**Your goal:** If a line in the data below contains "title", copy it.

App and web page records
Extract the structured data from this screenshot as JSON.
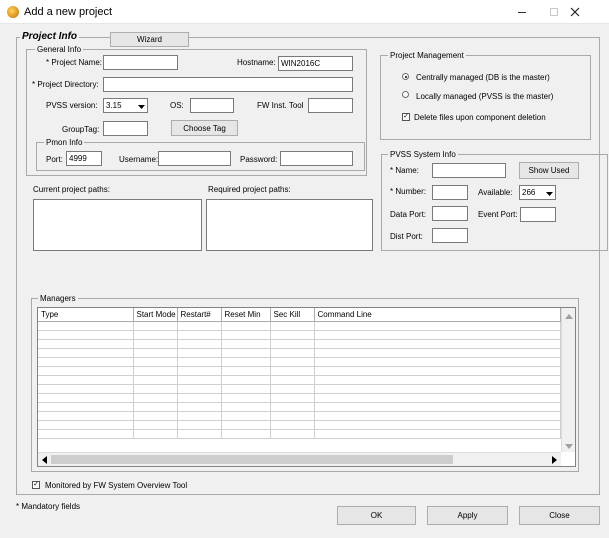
{
  "window": {
    "title": "Add a new project"
  },
  "project_info": {
    "title": "Project Info",
    "wizard_label": "Wizard",
    "general_info": {
      "title": "General Info",
      "project_name_label": "* Project Name:",
      "project_name_value": "",
      "hostname_label": "Hostname:",
      "hostname_value": "WIN2016C",
      "project_directory_label": "* Project Directory:",
      "project_directory_value": "",
      "pvss_version_label": "PVSS version:",
      "pvss_version_value": "3.15",
      "os_label": "OS:",
      "os_value": "",
      "fw_inst_tool_label": "FW Inst. Tool",
      "fw_inst_tool_value": "",
      "group_tag_label": "GroupTag:",
      "group_tag_value": "",
      "choose_tag_label": "Choose Tag",
      "pmon_info": {
        "title": "Pmon Info",
        "port_label": "Port:",
        "port_value": "4999",
        "username_label": "Username:",
        "username_value": "",
        "password_label": "Password:",
        "password_value": ""
      }
    },
    "current_paths_label": "Current project paths:",
    "required_paths_label": "Required project paths:"
  },
  "project_management": {
    "title": "Project Management",
    "option_centrally": "Centrally managed (DB is the master)",
    "option_locally": "Locally managed (PVSS is the master)",
    "selected": "centrally",
    "delete_files_label": "Delete files upon component deletion",
    "delete_files_checked": true
  },
  "pvss_system_info": {
    "title": "PVSS System Info",
    "name_label": "* Name:",
    "name_value": "",
    "show_used_label": "Show Used",
    "number_label": "* Number:",
    "number_value": "",
    "available_label": "Available:",
    "available_value": "266",
    "data_port_label": "Data Port:",
    "data_port_value": "",
    "event_port_label": "Event Port:",
    "event_port_value": "",
    "dist_port_label": "Dist Port:",
    "dist_port_value": ""
  },
  "managers": {
    "title": "Managers",
    "columns": [
      "Type",
      "Start Mode",
      "Restart#",
      "Reset Min",
      "Sec Kill",
      "Command Line"
    ]
  },
  "monitored_label": "Monitored by FW System Overview Tool",
  "monitored_checked": true,
  "mandatory_note": "* Mandatory fields",
  "buttons": {
    "ok": "OK",
    "apply": "Apply",
    "close": "Close"
  }
}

**Exercise output:**
    "title": "Add a new project"
    "title": "Project Info",
      "title": "General Info",
        "title": "Pmon Info",
    "title": "Project Management",
    "title": "PVSS System Info",
    "title": "Managers",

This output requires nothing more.